This is the fourteenth blog in a series of blogs on neoplasia.
In the past few blogs, I've been trying to explain the disconnect between cancer survival data and cancer death rate data. The cancer survival data seems to indicate that we're making enormous improvements in cancer treatment. The cancer death rate indicates that Americans are dying from cancer at about the same rate as they had been a half-century ago.
Several days ago, I listed over a dozen biases in cancer survival data that contribute to an overly optimistic sense of medical progress.
In this and the next few blogs, I thought I'd review some of these biases.
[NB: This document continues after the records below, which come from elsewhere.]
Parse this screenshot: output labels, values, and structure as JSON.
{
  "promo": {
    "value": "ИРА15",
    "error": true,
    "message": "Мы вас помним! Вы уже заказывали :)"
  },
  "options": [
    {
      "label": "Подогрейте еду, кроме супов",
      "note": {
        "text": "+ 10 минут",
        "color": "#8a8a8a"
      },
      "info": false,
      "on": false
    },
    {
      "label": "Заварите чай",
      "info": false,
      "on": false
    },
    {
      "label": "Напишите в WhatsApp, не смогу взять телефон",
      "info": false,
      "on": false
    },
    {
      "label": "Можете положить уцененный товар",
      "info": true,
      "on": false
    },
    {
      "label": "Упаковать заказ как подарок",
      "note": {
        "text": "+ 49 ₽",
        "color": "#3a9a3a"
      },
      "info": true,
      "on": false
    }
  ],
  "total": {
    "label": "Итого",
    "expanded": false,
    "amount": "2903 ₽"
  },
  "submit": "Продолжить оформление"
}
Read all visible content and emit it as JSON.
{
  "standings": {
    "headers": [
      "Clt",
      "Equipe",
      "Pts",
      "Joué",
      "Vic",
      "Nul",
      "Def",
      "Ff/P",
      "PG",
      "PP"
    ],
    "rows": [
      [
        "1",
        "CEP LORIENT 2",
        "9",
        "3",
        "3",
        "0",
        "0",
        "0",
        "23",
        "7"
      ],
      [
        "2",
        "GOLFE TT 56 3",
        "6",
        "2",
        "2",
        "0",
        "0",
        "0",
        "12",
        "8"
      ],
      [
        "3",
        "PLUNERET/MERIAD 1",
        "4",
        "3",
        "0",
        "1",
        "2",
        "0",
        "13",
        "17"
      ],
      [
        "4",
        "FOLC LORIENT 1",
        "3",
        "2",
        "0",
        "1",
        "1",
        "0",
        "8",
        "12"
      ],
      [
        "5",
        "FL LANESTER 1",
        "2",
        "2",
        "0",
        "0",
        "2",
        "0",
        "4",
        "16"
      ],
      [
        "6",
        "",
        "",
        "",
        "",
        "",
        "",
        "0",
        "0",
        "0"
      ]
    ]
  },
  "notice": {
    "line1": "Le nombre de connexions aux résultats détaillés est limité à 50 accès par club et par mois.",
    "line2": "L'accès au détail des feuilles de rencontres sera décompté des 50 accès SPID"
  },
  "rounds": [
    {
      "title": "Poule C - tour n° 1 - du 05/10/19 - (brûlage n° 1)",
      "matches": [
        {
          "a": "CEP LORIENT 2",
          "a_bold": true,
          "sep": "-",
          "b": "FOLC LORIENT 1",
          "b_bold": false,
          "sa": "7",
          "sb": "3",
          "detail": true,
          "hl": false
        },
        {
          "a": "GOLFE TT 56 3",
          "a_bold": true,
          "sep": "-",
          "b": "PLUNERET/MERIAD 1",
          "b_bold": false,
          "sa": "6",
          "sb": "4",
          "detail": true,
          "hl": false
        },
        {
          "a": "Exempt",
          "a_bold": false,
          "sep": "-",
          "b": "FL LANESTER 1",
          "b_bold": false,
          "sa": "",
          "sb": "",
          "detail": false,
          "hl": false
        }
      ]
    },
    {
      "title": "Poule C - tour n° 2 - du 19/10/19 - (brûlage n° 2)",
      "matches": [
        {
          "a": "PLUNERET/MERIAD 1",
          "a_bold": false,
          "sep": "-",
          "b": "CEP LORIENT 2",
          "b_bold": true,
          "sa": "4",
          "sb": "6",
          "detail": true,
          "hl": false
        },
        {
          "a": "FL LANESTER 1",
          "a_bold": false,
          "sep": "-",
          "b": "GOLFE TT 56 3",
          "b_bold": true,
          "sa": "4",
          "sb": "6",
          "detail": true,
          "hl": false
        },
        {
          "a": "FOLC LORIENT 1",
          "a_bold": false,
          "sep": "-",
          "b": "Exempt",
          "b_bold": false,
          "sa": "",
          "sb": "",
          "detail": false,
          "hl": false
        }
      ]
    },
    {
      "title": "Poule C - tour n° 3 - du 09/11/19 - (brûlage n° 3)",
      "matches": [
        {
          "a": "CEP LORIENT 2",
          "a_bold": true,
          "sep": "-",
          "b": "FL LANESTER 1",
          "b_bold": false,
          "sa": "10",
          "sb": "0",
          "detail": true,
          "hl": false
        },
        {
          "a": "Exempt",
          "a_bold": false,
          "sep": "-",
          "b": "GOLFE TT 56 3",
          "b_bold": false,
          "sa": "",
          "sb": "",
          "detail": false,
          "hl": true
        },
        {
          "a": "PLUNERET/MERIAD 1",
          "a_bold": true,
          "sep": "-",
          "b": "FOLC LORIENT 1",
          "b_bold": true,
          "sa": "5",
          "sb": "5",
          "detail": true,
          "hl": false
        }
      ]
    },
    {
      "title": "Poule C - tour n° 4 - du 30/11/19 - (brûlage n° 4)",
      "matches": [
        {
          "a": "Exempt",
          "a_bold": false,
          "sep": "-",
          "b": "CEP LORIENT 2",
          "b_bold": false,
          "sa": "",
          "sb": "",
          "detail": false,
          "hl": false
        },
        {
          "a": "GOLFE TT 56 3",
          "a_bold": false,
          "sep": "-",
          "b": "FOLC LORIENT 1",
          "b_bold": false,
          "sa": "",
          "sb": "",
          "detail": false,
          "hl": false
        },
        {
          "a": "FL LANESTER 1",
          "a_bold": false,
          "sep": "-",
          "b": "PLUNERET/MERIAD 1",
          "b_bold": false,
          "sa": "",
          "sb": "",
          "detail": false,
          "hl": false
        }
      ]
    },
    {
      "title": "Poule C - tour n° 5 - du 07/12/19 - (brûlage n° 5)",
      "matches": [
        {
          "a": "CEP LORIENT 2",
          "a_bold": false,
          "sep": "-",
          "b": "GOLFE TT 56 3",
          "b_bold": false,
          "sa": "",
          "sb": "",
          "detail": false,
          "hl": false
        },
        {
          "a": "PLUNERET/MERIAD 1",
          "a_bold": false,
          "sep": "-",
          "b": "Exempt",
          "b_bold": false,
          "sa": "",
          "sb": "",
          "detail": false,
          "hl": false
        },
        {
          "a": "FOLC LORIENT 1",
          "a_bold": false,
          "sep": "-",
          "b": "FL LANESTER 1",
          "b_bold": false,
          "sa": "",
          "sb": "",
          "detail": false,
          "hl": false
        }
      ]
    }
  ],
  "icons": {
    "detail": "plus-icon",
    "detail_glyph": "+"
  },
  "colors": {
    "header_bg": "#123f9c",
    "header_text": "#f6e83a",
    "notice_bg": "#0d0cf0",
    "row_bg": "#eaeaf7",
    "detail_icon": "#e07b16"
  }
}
The purpose of this exercise is to explain that the interpretation of survival data is enormously complex and that survival data is probably not the best way to gauge progress in the field of cancer research.
Today, let's continue yesterday's comments on the observations of Dr. Ioannidis [1,2].
Dr. Ioannidis has published a list of conditions that reduce the likelihood that a research finding is valid . Here is his list, with some small modifications.
-1. Small studies are less likely to produce true research findings than large studies.
-2. Small effects are less likely to be true than larger effects.
-3. Research findings are more likely to be true in confirmatory studies (such as phase III trials that confirm observations made in a phase II trial) than in hypothesis-generating studies.
-4. The greater the flexibility in design, definition, and measured outcome, the less likely that the research findings will be true.
-5. The greater the financial and other interests in a study, the less likely that the results will be true.
-6. The hotter the scientific field, the less likely that the results will be true.
What does all this mean? In the cancer field, should we not trust clinical trials? And if we can't trust clinical trials, how can we make any progress?
My opinion is that clinical trials are very important, but their conclusions should be considered tentative, not final.
Prospective randomized clinical trials are types of experiments and have all the vulnerabilities inherent in clinical studies. They can be poorly designed, misinterpreted, invalid for under-represented patient subpopulations, un-repeatable, and falsified. The best validation of predictive tests will come from continuous clinical correlations with patient outcomes in medical centers wherein many different types of patients (male, female, different nationalities, different ages, concurrent diseases, multiple medications) will be managed. In particular, survival data need to be validated by post-trial epidemiologic data. The data that are being interpreted must be made available to the public, and the conclusions should be scrutinized and debated.
1. [Ioannidis JP. Why most published research findings are false. PLoS Med 2:e124, 2005.]
2. [Ioannidis JP. Some main problems eroding the credibility and relevance of randomized trials. Bull NYU Hosp Jt Dis 66:135-139, 2008.]
-Copyright (C) 2008 Jules J. Berman
key words: cancer, tumor, tumour, carcinogen, neoplasia, neoplastic development, classification, biomedical informatics, tumor development, precancer, benign tumor, ontology, classification, developmental lineage classification and taxonomy of neoplasms